The ANC is in a terrible mess now and it has never been perfect. But, with ups and downs, it has survived for over 100 years and often been a very powerful movement. This needs to be taken seriously. Some of the student movements haven’t even been able to last, in a mass based form, for more than a few months. Serious questions need to be asked about why this is. Serious questions need to be asked about the wisdom of not having formal structures.

If we really want to change the world we need to think hard about why we are politically involved and how we are going to change things. When smaller and smaller groups of people try to out-compete each other in terms of who is most radical, that isn’t real politics and it won’t change the world. All it will do is destroy the possibilities for sustained mass based politics that engages, strategically, with reality.

What I took from that interview is that we have to be armed with rigorous knowledge and deep understanding of how we came to inhabit our contemporary condition. Slogans with ‘radical’ one-liners are not sufficient. Nomboniso was challenging Wanelisa about what she meant about black love and humanity saving us. What disappointed me about the interview is that I did not get to hear her response because I would like to know how she thinks this would work. Anyone with any understanding of history will quickly see that this is not a remotely adequate politics. We need to think seriously about building emancipatory institutions, about building an economy that works for all, about our justice system, our health care system etc, etc.

The Black Panthers were all about undoing the damage of racism and colonialism but they were also actively involved in real community organisations that worked with a variety of different constituents from religious groups to community associations. Their discussions about identity were not divorced from the everyday experiences of the majority of the black population and they developed in relation to this very real politics.

Anyone who enters the public sphere, especially when making claims about politics, must expect to have their claims subject to rigorous debate. Insulting or dismissing people that engage in debate is not going to help us. What we need is an enrichment and expansion of our conversation. Reducing complex issues to naïve and at times dangerous one-liners is not helpful. Historically inaccurate claims are not helpful.

We are all in the debt of the students who raised new questions and won real victories last year. But nowhere in history has any generation ever had all the answers for a society. No political project is without its limits and contradictions. We need as much rigorous debate about our society, and how to change it, as is possible.

Vashna Jagarnath currently lectures at the Department of History at Rhodes University. She writes and researches on Indian Cinema, and the history of Pan African intellectuals. Her PhD looked specifically at the various ways Gandhi shaped and impacted upon the early 19th and 20th century South African public sphere.
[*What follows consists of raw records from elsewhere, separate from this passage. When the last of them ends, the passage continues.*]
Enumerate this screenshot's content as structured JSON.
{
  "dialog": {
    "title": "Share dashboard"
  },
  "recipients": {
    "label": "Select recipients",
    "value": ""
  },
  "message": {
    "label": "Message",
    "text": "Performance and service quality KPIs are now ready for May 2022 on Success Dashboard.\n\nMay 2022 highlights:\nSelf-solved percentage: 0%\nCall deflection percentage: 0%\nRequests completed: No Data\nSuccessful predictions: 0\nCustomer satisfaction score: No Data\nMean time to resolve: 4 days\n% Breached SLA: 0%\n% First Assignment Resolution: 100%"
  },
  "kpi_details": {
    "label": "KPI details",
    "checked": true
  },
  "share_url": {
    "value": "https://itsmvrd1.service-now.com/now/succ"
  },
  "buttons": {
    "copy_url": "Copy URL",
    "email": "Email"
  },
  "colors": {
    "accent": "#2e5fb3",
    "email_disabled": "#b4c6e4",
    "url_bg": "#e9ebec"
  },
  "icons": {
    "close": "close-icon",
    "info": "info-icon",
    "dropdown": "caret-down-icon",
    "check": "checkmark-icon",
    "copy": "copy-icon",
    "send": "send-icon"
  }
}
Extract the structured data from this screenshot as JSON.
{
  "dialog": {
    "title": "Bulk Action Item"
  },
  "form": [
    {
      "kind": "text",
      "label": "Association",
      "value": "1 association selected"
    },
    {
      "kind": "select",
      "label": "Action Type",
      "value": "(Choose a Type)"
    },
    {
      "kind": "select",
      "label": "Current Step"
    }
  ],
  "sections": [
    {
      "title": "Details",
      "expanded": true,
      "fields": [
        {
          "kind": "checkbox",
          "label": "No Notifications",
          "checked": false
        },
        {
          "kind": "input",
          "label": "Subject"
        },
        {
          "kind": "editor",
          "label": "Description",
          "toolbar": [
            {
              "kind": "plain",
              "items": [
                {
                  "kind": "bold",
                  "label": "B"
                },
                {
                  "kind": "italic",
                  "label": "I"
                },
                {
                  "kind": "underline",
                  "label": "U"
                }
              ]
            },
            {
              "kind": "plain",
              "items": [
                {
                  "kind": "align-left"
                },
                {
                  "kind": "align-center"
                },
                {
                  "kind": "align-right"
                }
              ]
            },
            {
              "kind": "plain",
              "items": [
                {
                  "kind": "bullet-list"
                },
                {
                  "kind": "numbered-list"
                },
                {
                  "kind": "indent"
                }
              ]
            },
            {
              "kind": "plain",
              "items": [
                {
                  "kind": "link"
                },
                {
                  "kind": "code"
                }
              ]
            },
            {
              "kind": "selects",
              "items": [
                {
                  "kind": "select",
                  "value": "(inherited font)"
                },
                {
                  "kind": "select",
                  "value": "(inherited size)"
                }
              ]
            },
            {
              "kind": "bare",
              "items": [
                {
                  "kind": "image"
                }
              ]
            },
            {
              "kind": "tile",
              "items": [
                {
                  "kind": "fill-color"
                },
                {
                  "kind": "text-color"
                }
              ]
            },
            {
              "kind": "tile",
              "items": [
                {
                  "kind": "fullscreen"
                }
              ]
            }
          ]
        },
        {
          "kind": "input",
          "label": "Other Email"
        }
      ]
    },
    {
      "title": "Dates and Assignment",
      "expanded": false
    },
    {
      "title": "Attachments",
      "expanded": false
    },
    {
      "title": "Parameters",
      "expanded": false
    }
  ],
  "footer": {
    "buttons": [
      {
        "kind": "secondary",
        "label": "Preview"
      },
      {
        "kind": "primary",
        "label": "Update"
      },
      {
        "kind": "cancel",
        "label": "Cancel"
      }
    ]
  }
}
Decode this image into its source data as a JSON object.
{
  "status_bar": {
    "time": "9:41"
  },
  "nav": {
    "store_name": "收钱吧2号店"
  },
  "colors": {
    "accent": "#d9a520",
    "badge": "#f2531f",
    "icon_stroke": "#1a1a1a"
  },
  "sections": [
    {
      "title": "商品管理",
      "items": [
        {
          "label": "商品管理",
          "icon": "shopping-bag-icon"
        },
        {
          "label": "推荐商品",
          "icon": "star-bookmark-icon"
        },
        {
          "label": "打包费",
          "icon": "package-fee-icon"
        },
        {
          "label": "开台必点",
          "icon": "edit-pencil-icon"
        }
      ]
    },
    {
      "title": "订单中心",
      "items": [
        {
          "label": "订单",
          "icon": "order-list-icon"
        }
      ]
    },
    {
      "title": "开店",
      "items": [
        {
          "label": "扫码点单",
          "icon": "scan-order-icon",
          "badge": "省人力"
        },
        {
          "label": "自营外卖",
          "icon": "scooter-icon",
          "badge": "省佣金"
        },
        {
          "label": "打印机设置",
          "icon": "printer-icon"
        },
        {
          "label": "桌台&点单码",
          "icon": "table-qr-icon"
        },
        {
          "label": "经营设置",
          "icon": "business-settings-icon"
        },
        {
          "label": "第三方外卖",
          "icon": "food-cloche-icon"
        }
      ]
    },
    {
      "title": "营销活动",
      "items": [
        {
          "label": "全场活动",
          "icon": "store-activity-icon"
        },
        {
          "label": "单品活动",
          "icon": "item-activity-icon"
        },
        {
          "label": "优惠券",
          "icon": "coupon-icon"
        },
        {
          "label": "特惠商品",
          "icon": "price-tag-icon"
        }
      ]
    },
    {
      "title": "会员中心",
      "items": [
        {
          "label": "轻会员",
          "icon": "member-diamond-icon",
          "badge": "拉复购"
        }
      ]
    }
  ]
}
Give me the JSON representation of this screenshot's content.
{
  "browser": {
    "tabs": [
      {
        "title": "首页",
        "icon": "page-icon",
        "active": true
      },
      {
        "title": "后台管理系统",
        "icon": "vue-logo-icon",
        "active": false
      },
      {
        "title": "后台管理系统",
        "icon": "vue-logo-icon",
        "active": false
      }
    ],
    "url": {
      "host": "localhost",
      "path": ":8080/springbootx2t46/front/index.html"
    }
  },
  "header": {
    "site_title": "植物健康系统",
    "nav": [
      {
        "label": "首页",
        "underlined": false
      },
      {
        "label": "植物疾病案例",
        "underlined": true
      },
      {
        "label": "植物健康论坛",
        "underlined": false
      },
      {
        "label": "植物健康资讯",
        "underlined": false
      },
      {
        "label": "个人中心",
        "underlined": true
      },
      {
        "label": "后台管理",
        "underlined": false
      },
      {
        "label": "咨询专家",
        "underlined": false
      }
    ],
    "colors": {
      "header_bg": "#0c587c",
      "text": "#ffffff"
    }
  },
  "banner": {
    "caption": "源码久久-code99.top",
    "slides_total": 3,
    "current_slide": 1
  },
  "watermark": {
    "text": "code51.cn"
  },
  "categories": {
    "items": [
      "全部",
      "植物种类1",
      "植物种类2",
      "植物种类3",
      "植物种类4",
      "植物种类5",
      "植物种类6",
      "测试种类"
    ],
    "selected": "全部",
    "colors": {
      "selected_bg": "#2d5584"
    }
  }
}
This post originally appeared on Facebook.

Editors’ note:
For a roundup of the Friday Stand-In from Nomboniso Gasa’s perspective, click here. 

Featured image by Ashraf Hendricks